When the Redskins traded for Alex Smith on January 30, news also broke that he had agreed to a four-year extension with Washington in addition to the one year left on his contract with the Chiefs. While we got some top-line numbers on the deal, we have gone since then without any details.

Until now.

The details show a deal that has a slightly higher cap hit in 2018 than was on his original Chiefs contract and the numbers rise gradually over the life of the deal, which runs through 2022. The top line numbers are five years, $111 million, an average annual value of $22.2 million per year. 


Smith got a $27 million signing bonus and his salaries for 2018 ($13 million) and 2019 ($15 million) also are fully guaranteed at signing making the total $55 million (information via Over the Cap, which got data from a report by Albert Breer).

But there is another $16 million that is guaranteed for all practical purposes. On the fifth day of the 2019 league year, his 2020 salary of $16 million becomes fully guaranteed. He almost assuredly will get to the point where that money will become guaranteed since the Redskins are not going to cut him after one year having invested $55 million in him. So the total guarantees come to $71 million.

His 2021 salary is $19 million and it goes up to $21 million in 2022. There have been reports of some incentives available to Smith, but since we have no details, we’ll set those aside for now.

The cap hits on the contract are as follows:

2018: $18.4 million
2019: $20.0 million
2020: $21.4 million
2021: $24.4 million
2022: $26.4 million

The Redskins can realistically move on from Smith after 2020. There would be net cap savings of $13 million in 2021 and $21 million in 2022.

The first impression of the deal is that the Redskins did not move on from Kirk Cousins because they didn’t want to guarantee a lot of money to a quarterback. The total practical guarantee of $71 million is second only to Cousins’ $82.5 million. It should be noted that Cousins’ deal runs for three years and Smith’s contract is for five.

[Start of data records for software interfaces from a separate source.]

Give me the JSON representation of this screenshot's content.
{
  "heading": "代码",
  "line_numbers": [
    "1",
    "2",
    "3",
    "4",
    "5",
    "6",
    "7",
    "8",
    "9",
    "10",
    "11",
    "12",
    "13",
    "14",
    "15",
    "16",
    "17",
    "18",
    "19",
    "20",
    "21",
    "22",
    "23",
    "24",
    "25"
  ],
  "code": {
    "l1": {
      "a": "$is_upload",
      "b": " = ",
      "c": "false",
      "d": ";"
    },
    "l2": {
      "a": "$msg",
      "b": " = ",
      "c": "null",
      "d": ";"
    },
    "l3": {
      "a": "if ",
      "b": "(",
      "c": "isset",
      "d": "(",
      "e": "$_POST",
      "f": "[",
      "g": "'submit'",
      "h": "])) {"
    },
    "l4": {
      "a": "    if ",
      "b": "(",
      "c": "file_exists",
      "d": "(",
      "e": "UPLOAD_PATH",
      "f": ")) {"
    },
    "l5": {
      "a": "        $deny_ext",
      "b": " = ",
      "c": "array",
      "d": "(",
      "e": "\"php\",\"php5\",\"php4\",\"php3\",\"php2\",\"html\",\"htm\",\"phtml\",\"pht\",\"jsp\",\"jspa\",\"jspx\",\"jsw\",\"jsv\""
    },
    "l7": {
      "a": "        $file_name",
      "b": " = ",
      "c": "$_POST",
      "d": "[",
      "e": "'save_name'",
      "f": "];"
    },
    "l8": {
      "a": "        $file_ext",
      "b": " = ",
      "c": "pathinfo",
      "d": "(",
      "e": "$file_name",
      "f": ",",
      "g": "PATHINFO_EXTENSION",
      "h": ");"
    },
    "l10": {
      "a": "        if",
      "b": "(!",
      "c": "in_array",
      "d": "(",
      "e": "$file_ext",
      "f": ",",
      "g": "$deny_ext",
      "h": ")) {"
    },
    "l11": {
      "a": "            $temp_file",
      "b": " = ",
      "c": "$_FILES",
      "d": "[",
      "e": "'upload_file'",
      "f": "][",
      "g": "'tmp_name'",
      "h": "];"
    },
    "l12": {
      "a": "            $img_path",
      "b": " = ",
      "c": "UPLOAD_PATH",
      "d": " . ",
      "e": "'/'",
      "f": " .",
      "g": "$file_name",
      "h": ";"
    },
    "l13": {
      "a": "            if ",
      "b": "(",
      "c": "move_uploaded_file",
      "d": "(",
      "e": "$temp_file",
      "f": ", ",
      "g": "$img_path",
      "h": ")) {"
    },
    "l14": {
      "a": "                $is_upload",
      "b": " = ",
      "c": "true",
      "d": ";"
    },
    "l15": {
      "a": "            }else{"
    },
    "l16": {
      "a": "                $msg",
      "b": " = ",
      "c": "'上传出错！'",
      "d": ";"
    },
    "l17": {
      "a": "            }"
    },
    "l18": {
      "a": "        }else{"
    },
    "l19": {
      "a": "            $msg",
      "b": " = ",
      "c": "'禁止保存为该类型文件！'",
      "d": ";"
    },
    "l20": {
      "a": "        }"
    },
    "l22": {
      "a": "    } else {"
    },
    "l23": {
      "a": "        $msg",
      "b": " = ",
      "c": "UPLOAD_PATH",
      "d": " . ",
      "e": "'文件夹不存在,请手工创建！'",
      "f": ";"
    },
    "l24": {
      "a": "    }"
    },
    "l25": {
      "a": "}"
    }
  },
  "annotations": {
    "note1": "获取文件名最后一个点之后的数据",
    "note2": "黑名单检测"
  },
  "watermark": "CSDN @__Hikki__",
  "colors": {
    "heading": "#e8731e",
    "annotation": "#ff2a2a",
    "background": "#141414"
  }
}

Stay up to date on the Redskins. Rich Tandler covers the team 365 days a year. Like his Facebook page and follow him on Twitter @TandlerNBCS.